Section: Opinion

Academic culture should promote growth, not competition

Students at larger schools tend to compare GPAs, Kenyon Students thrive without pressure.

Grades aren’t a marker of our success here at Kenyon,  and thank goodness for that. The absence of GPA-obsessed courses lead banter on this campus is extremely beneficial to students; discussing grades isn’t conducive to anything but stress and anxiety.

So, what do grades mean to students at Kenyon? By not talking about grades, does this mean we have lost the ambition that got us to Kenyon? To the contrary, the lack of overt competition over our GPA makes grades here as beneficial to students as they possibly can be.

In conversations with friends, classmates and my uncle (who is a professor), I have concluded there seems to be no consensus on grades’ purpose and value. For some, it’s just a response to the assignment turned in. To others, a good grade is why a student wakes up every morning, why they go the extra mile. To my uncle, grades are indicative of his student’s work then and there. My own professors seem to agree. What you got on the last assignment isn’t indicative of what you’ll get on the next one. Our skills are always improving; continual assessment in our courses lead a student to progress. Without students constantly discussing their grades with each other, there is no one meaning for each grade. Students can come to realize that they are not the “B-” they received on that one essay or exam, and instead can use that “B-” to understand state of their abilities and push themselves to improve.

Compare our academic environment to that of under- graduate institutions where grades are heavily stressed. At these other, larger schools, students frequently compare their grades, which may result in the feeling that their grades define them. This isn’t the case at Kenyon.

Small class sizes allow us to know our professors well, so we can better understand the reasoning behind our grades.

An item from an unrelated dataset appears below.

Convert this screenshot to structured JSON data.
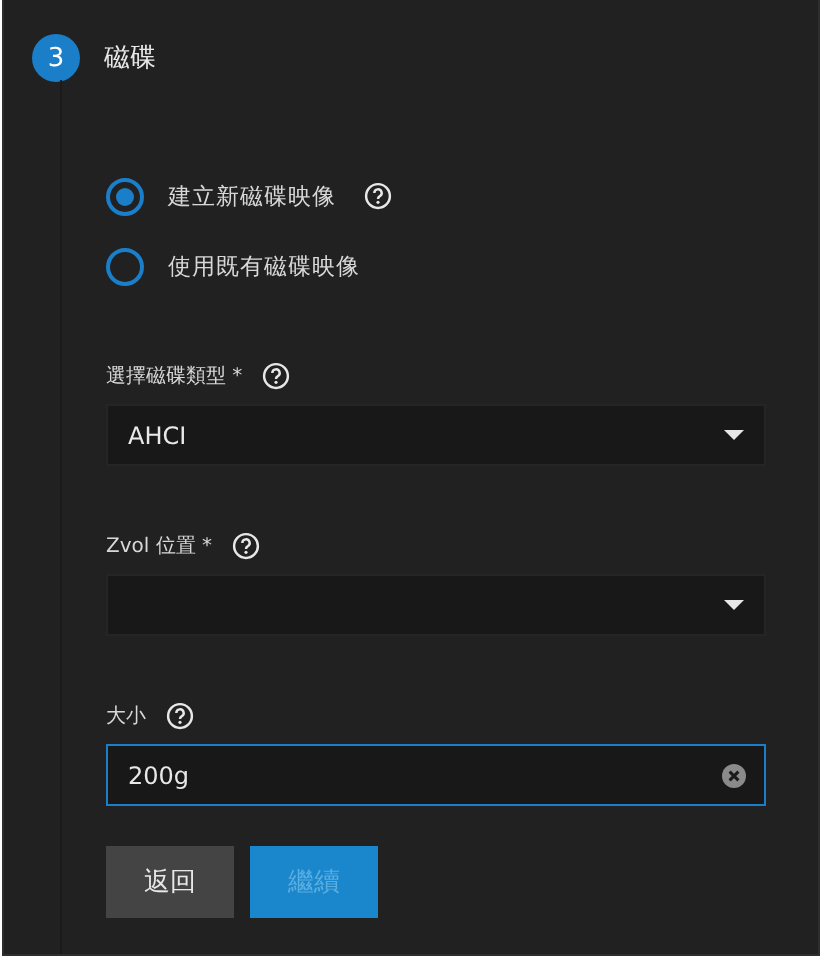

Thus, students are better able to understand that grades are a reflection of their abilities at that time and place, and that these factors change. Armed with confidence in their ability to teach, professors know more than anyone else that we will progress.

We are lucky that Kenyon isn’t so grade-sensitive. here, you are not judged by your current grades. We know that your current grades are nothing but current. They can change.

The academic atmosphere allows you to define the importance of grades instead of letting them define you.

Eve Bromberg ’19 is a philosophy major from Brooklyn, N.Y. Contact her at


Comments for this article have closed. If you'd like to send a letter to the editor for publication, please email us at